Some reservoirs are close to empty, and others have dropped by upward of 20 percent according to federal data, the Deseret News reported (

Almost 60 percent of Utah is extremely dry, the U.S. Drought Monitor says.

Shallow water is causing health and safety warnings on some waterways. An algal bloom is growing in the low water at Utah Lake, and it spread to the Jordan River. Scofield Reservoir is closed, and Payson Lakes has also been affected.

The Utah Division of Parks and Recreation advised boaters to launch into the low water at Yuba Lake at their own risk.

Limited rain this year is compounding the usual summertime drop in reservoir levels, state parks official Ty Hunter said.

“This summer has been bleak on rain,” Hunter said. “We are starting to feel it in a couple of our reservoirs.”

Less than a quarter inch of rain fell in northern Utah last month, and an average of less than an inch of rain fell statewide.

Reservoir storage dropped 9 percent over the course of a month. Reservoirs that filled just over half their storage capacity toward the end of summer last year are now at 47 percent.

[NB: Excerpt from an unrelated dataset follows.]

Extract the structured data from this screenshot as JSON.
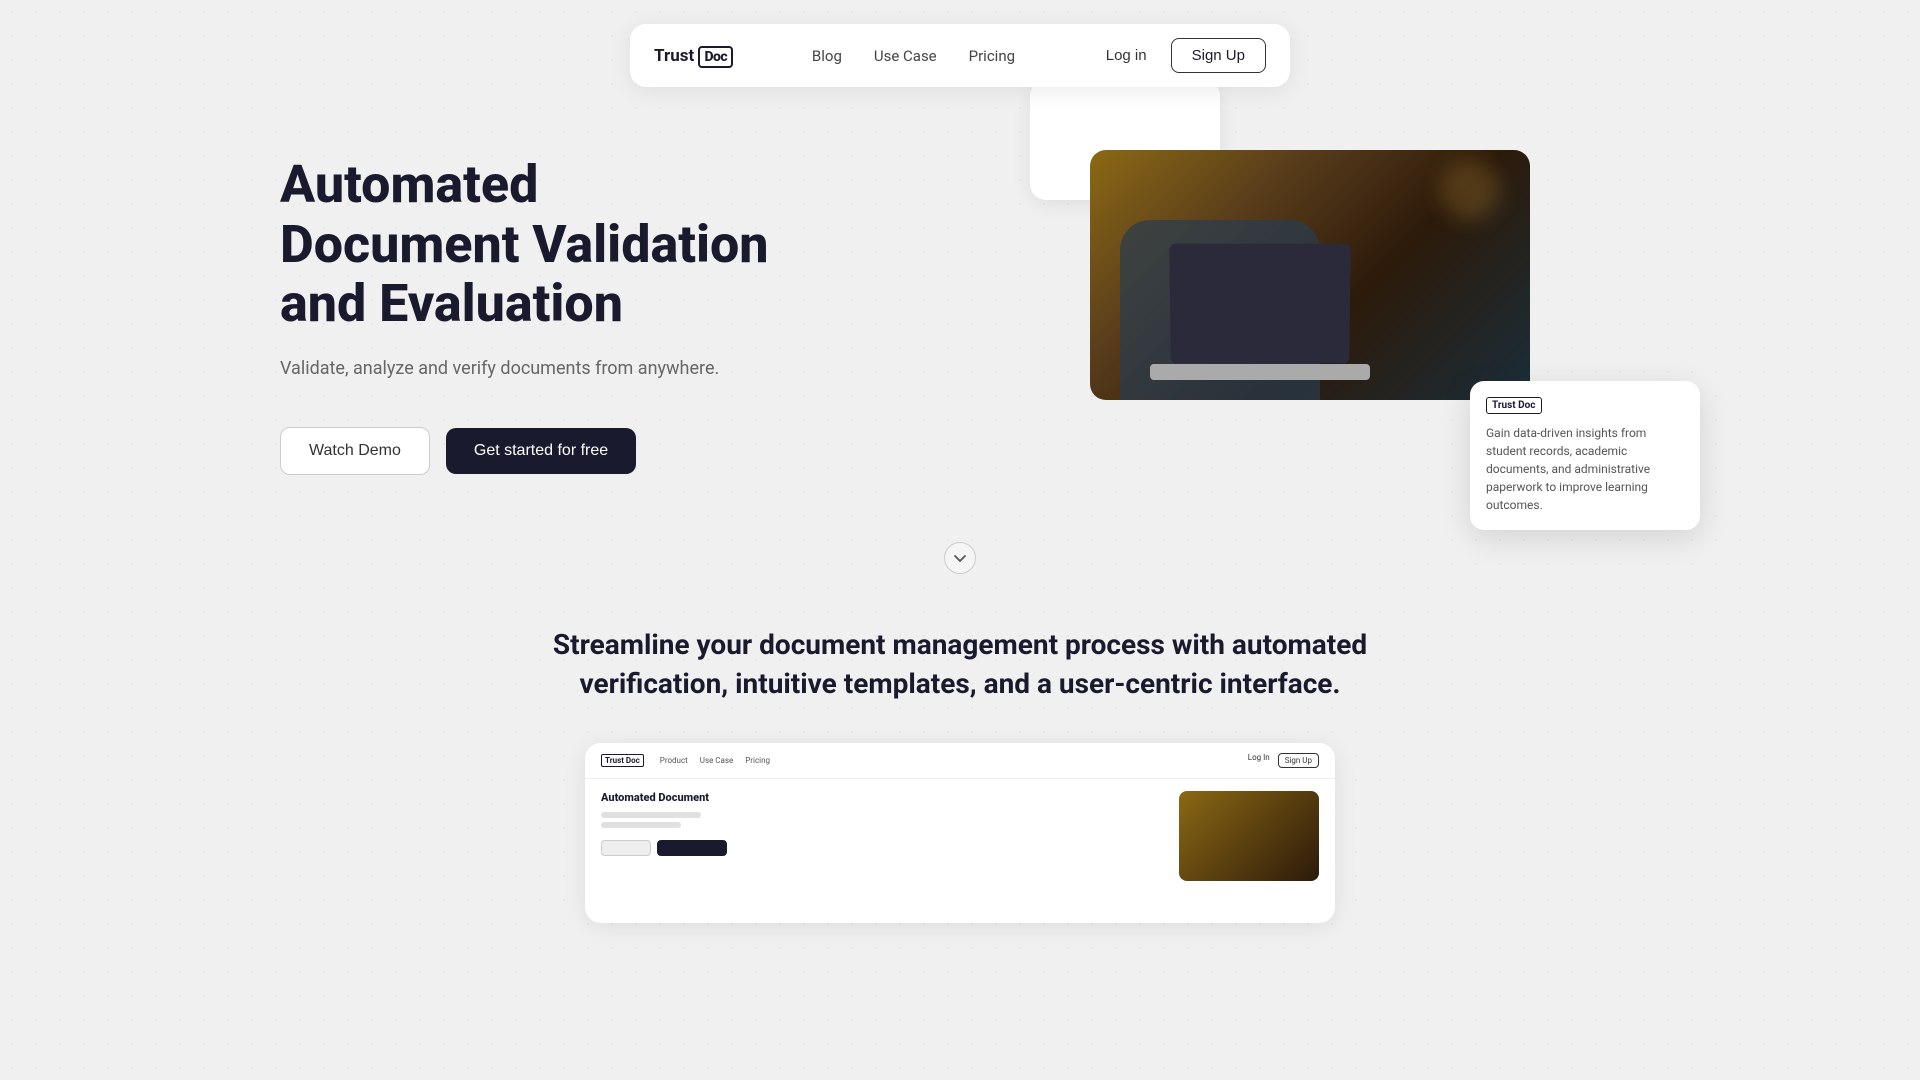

The U.S. Department of Agriculture Natural Resources Conservation Service released the report last week.

Information from: Deseret News,